i hadn't considered these issues. however, after reading your text, i can see how a vendor would be relucant to publish such numbers ... (a) because they may look bad, and (b) because the competition may re-use them inaccurately. the behavior of hiding data smells putrid to me, but there we are: vendor marketing departments don't consult my nose when they make such decisions

ok, so i'm not likely to get this information out of equipment manufacturers ... and the 'independent' reports are likely to contain biases as well.

a Usenet poster pointed me toward an EANTC report on the C6K ( which describes 12us forwarding latency for 64 byte packets ... same ball park i'm seeing ... that's reassuring to me

-do you know what happened to the Harvard Network Device Test Lab? seemed to me like a reliable source of 'independent' measurements ... but as far as i can tell, it is defunct now

-yes, for me too, forwarding latency wouldn't matter in a purchasing decision

-myself, i'm focussed on predicting application performance on an existing network

thank you for taking the time to post on this issue



Re: forwarding latency for various switches

I don't know what happened to the Harvard Group, it's been a while since the Lab has been my primary assignment.

Paid third-party testing *can* still be useful, especially if they post their numbers ... frequently you can detect "diplomatic" speak in the analysis which can point to areas of the stats that bear closer examination ... it comes down to 'What they say" and "what they don't say" (or how they say it).

An RFC was created for how devices should be tested i.e., what tests should be performed, what the setup should look like, and how the results should be reported.

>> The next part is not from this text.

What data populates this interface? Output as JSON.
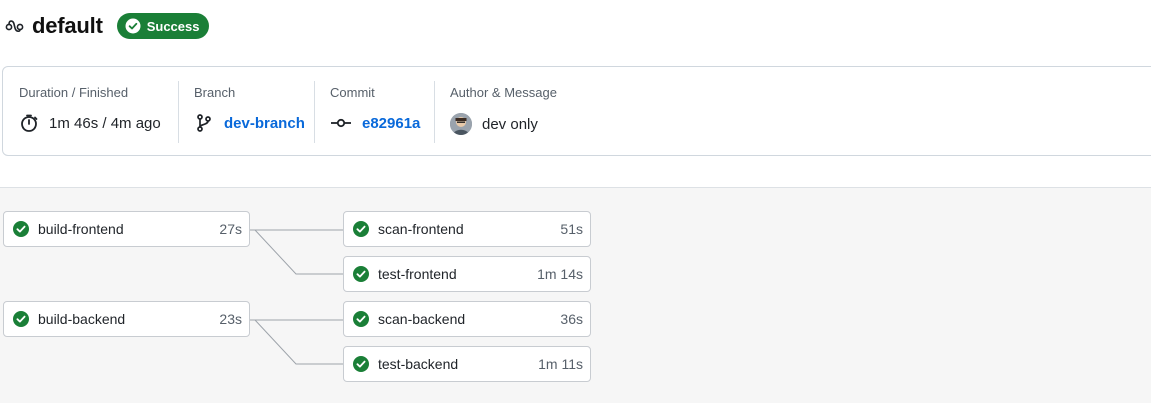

I don't recal what the RFC number is .... if I can find it I'll post it.

If ou have the budget, and you plan on doing performance prediction / modeling / testing for a while, you may want to look at Chariot. Chariot is software only and tests the complete network, including client platforms, operating systems, stacks, nics, and active infrastrucure.

Software is loaded on client endpoints. Each client can support a number of "streams," each stream is an emulated flow that can emulate virtually any kind of traffic (SAP, FTP, VoIP, telnet's a very long list).

Streams can be paired between any endpoint ... so you could have one client send four streams to a server (like Web, DB, FTP, RPC) while sending another couple streams to other endpoints (like IM, SNMP, chat ...)

All of the streams are triggered into operation by the console station to synchronize the timing.

When it's all done, Chariot produces a complete report with all of the parameters necessary to exactly replicate the test (in case someone else want to independently verify your results).

Common reported parameters are throughput, latency, packet drop, transactions per second, and link efficiency. Again, this is for the entire network, not just the infrastructure ... nice information to have, since it also permits you to tune your service resources and client operating parameters as well as the raw infrastructure.

A "mini" version is available as "QCheck,"for free ... I think IXIA is making it available. Qcheck will give you throughput, latency, and packet drop for one endpoint pair using TCP, UDP, and possibly IPX (I haven't looked at the current version).

As far as the reported numbers, 64byte packets are used for raw throughput, since they give the largest possible number and indicate the speed of the switcing engine. Large packets are used to test the buffering / queueing efficiency and capacity.

Good luck with your testing ...



Re: forwarding latency for various switches

I found the RFCs:

RFC 2889 covers benchmarking methodology for network switching devices

RFC 2544 covers benchmarking methodology for internetworking devices

Also, is the "Harvard" group you referenced possibly really the testing group at University of New Hampshire? (UNH interoperability Lab?)

Check 'em out



Re: forwarding latency for various switches

Thanks for those information. IMO, if you are continue to test or evaluate the equipment performance, it is better to leave it to the 3rd party tester to prove it.

SK, could you mind to share the primary reason to have this test ? I am afraid the effort to test it that may be higher than the cost to purchase the equipment or a large portion in the budget.